Gordon Brown has said the Labour Party must adopt the IHRA definition of anti-Semitism in full, saying it would be a “stain removed”.
The former prime minister called for a comprehensive strategy against anti-Semitism in a London speech, saying it was “not just a procedural issue but about the soul of the party”.
“It is time to say that this wrong must and can be righted,” he said. “This injustice had got to be remedied, this stain must be removed, the sore that exists and the harm that has been done, and the hurt it has caused, has got to be undone.”
He made the speech in advance of a meeting by Labour’s National Executive Committee over whether to adapt the IHRA definition, and hours after rabbi Lord Sacks launched a renewed attack on Jeremy Corbyn over anti-Semitism.
The former chief rabbi told Andrew Marr that, unless he “expresses clear remorse” for comments made about British Zionists in 2013, the Labour leader posed “as great a danger as Enoch Powell”.
“Jews have been in Britain since 1656, I know of no other occasion in these 362 years when Jews – the majority of our community – are asking ‘is this country safe to bring up our children’,” he said.

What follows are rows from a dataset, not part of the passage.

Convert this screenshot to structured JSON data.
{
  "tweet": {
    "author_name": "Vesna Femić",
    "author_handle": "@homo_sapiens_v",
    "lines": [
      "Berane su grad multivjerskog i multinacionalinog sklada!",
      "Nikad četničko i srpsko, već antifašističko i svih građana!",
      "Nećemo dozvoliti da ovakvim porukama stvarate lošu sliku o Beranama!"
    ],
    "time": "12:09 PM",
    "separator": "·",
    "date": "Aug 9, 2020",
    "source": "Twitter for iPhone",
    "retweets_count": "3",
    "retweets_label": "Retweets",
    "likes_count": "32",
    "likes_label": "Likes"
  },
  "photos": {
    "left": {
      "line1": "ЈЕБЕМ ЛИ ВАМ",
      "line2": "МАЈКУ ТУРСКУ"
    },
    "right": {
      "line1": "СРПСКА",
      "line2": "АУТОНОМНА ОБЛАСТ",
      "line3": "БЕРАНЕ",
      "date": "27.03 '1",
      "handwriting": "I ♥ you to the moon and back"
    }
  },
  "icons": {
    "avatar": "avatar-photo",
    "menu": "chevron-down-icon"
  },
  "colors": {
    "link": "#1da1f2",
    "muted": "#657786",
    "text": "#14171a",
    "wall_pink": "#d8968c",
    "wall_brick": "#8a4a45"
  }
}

“Anyone who uses the term Zionist loosely, without great care, is in danger of engulfing Britain in the kind of flames of hatred that have reappeared throughout Europe, and is massively irresponsible.”
In another interview with Andrew Marr, shadow chancellor John McDonnell invited Lord Sacks to speak further with Jeremy Corbyn.
He said believed “all sides would be satisfied” with Labour’s planned proposals for a new definition and that the party would “resolve this matter” and “move on”.
“I think when you sit down with Jeremy you will find you are virtually on the same page on many of these issues,” he said.
“You’ll be able to work together to tackle this issue of anti-Semitism in our society, which we acknowledge exists and we’ve got to tackle together.”